By Adama Diarra and Tiemoko Diallo BAMAKO (Reuters) - United Nations peacekeepers in the northern Malian town of Gao killed at least three people on Tuesday when they used live rounds to disperse protesters there, witnesses said, but a U.N. spokesman said only warning shots were fired. Violence erupted as peacekeepers were meeting local leaders angry over a plan to create a buffer zone in the north that would force pro-Bamako militia in the area to disarm while Tuareg separatist rebels to the north would be less affected.
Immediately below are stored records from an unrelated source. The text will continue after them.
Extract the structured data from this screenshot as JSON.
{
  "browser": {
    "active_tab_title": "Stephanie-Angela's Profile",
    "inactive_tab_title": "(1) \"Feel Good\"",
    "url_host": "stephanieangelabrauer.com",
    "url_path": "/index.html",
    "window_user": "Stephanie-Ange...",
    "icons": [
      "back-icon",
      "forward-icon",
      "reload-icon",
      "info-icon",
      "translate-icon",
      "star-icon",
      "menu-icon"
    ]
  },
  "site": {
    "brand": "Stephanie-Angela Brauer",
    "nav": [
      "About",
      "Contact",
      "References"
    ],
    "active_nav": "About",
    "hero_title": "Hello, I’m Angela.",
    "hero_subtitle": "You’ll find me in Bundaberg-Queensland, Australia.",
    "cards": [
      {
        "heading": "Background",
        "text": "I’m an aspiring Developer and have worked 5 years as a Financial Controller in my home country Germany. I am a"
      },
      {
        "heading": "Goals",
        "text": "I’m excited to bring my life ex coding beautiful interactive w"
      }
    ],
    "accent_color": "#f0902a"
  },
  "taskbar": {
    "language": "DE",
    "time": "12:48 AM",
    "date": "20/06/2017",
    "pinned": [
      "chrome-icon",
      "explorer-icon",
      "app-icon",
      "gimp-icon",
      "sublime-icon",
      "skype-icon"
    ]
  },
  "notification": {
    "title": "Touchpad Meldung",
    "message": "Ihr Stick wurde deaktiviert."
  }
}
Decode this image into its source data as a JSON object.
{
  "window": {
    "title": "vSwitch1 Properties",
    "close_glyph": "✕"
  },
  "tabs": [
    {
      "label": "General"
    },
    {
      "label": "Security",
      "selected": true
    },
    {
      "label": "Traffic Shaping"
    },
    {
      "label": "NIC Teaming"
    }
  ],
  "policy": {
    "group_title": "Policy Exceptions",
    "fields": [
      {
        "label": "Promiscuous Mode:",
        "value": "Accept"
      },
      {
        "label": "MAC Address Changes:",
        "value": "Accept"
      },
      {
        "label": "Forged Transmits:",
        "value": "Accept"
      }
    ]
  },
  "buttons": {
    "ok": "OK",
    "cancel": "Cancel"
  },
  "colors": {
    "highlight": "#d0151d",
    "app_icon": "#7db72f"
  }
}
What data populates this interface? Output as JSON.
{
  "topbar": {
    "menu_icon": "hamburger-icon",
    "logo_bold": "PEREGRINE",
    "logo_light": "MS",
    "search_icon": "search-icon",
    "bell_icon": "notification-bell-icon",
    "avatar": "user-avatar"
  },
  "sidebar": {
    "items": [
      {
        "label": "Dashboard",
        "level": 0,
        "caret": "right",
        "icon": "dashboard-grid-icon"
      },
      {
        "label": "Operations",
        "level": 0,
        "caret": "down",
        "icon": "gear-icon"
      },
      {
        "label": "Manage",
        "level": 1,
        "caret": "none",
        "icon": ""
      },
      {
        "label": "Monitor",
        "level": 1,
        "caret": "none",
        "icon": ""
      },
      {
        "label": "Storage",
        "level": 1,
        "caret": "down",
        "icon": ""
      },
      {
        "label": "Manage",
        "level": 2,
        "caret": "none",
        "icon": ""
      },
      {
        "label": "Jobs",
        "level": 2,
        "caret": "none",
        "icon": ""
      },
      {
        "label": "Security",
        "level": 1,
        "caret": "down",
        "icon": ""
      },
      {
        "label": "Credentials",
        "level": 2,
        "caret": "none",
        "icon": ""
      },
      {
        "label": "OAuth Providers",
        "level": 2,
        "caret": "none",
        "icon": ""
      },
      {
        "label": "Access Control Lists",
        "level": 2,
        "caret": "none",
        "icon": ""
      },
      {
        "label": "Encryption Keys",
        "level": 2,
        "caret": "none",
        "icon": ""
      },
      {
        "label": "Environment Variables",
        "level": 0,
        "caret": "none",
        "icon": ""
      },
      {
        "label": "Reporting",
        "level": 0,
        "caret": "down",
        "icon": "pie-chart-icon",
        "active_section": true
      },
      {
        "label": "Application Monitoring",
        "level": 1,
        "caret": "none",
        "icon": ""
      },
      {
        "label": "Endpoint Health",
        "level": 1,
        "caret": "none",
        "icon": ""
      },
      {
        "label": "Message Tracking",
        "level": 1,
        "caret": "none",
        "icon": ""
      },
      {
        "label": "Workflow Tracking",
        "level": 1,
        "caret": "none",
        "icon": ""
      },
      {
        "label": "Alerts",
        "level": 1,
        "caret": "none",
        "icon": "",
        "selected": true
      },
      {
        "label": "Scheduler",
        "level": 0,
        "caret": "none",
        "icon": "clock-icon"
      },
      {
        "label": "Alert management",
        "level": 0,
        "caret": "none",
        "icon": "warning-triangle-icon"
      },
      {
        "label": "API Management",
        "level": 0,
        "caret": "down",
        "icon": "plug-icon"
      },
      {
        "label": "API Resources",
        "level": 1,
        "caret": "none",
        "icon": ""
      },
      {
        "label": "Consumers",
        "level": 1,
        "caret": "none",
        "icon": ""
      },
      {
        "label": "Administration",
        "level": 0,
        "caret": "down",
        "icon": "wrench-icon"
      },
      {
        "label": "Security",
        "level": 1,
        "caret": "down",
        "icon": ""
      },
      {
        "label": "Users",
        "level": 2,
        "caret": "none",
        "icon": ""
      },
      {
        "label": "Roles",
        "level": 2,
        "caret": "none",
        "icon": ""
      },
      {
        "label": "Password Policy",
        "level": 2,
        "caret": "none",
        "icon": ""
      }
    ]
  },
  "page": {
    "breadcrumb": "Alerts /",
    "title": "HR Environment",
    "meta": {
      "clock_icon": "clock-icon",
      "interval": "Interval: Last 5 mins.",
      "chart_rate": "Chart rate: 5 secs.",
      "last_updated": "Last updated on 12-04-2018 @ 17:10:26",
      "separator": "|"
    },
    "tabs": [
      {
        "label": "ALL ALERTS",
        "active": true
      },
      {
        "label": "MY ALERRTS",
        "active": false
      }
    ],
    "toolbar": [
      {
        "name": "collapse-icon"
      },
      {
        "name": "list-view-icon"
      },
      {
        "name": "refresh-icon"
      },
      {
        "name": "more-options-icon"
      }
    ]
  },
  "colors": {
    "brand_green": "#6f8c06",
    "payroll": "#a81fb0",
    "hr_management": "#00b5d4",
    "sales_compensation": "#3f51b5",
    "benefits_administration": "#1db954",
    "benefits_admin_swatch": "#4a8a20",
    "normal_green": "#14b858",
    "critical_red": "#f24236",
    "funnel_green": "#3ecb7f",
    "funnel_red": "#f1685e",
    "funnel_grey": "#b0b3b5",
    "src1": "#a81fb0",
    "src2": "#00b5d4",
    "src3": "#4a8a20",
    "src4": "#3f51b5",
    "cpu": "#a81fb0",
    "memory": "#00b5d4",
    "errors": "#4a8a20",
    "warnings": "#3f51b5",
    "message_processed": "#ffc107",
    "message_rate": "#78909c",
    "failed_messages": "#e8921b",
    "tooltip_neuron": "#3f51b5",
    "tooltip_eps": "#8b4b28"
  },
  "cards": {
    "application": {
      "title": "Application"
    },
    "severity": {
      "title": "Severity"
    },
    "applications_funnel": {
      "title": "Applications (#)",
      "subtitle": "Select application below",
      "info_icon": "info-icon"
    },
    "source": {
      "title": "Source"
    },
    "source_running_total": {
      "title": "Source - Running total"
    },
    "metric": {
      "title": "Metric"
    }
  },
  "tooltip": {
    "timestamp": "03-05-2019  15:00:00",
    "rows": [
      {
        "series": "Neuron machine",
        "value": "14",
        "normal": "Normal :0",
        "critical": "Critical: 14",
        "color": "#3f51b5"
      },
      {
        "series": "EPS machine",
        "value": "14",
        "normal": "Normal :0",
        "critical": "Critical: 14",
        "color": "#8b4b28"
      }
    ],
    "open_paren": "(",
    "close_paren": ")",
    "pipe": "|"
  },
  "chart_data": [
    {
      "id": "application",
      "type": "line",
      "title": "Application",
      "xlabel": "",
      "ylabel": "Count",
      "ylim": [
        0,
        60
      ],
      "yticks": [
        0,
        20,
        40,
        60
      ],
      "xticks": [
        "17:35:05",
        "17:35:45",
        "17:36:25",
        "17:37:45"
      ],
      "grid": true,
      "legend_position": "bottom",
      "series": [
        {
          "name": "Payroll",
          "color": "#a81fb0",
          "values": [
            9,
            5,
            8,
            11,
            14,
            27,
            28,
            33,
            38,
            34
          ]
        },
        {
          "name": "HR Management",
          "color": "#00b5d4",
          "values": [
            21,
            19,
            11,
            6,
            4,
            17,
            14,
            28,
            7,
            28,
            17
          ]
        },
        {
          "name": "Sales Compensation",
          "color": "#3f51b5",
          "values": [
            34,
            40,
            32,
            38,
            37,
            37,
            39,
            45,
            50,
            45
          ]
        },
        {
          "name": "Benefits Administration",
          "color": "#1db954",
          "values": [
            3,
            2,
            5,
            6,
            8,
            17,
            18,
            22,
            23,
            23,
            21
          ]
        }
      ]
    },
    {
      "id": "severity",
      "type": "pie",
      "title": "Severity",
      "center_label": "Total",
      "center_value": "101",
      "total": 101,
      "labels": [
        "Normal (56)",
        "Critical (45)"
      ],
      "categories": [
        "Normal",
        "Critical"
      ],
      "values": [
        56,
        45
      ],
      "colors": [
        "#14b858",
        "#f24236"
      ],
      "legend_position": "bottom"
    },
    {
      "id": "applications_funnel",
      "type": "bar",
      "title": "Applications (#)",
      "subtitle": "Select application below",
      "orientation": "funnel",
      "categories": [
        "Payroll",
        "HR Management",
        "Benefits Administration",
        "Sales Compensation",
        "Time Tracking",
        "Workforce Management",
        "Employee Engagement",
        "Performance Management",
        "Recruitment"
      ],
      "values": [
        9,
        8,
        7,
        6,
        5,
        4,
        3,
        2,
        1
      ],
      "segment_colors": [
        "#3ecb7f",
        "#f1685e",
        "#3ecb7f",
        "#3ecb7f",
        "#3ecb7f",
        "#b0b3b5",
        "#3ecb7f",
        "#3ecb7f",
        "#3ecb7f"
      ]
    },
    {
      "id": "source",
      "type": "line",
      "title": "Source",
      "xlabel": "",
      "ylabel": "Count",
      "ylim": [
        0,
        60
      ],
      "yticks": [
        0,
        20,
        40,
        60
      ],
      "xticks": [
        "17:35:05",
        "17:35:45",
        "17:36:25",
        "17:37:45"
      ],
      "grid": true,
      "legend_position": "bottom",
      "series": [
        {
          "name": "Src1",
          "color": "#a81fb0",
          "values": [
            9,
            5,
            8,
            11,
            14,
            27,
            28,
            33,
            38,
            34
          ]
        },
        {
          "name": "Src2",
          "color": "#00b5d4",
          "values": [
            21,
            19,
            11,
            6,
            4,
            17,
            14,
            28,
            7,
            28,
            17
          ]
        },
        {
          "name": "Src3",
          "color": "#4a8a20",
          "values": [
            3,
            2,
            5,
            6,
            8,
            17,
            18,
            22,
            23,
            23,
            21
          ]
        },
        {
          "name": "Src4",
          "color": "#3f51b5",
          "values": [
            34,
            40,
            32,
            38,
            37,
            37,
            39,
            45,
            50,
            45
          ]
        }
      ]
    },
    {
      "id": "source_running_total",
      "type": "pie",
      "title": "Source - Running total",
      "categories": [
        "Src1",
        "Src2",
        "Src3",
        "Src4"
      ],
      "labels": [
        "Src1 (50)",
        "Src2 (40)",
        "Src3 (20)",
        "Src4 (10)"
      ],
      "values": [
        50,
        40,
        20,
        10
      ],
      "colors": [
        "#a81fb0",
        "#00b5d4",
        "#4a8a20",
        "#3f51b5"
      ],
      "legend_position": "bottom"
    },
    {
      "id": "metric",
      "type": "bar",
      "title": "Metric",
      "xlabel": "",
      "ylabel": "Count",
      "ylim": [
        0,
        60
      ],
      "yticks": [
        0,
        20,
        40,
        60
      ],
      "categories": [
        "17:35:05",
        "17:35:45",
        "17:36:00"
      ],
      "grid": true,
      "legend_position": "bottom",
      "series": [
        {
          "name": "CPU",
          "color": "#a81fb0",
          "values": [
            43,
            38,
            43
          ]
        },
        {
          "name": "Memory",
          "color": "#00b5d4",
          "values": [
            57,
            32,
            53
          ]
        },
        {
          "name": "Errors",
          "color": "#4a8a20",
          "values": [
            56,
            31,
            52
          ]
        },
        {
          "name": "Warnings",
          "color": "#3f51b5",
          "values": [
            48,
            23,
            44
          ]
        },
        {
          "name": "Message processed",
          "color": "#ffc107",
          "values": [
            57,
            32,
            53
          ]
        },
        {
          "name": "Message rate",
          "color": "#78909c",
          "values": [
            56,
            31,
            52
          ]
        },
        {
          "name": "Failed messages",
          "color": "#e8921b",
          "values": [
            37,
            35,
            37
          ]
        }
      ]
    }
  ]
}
A witness at the protest said U.N. troops started shooting after initially using tear gas to try to disperse crowds. "There are already three dead and many injured." U.N. peacekeepers have deployed across northern Mali to try to stabilise the vast region, which was occupied by separatist Tuareg rebels and al Qaeda-linked Islamists in 2012 before a French intervention in 2013.
Oswiecim (Poland) (AFP) - 14:22 GMT - British political leader remembers - "It's 70 years since my grandfather died in one of the camps and I marked that about 10 days ago… It’s a Jewish thing, you light a candle and I know this sounds almost unbelievable, but it’s only about six months ago that we discovered the full circumstances of what happened to my grandfather," said the leader of Britain's opposition Labour party Ed Miliband. 14:10 GMT - Younger generation - California resident Celina Biniaz, 83, tells AFP's Mary Sibierski she is optimistic about the future. It starts with hatred, with a lack of understanding," says Biniaz, saved from Auschwitz in 1944 after being recruited by German industrialist Oskar Schindler to work in his factory. 14:01 GMT - Russia spat - A row between Russia and Poland has overshadowed the Auschwitz liberation anniversary, with Moscow accusing Warsaw of trying to "re-write history".
Nine people including at least five foreigners were killed Tuesday in an assault on a luxury hotel in the Libyan capital Tripoli, a spokesman for the security services said. The dead included three security guards killed in the initial attack on the Corinthia Hotel, five foreigners shot dead by gunmen and another person taken hostage by the attackers, Issam al-Naass said. The nationalities of the foreigners and the person taken hostage were not immediately known, but Naass said two of the foreigners were women. The 24th floor is normally used by Qatar's mission to Libya but no diplomats or officials were present there during the assault, a security source said.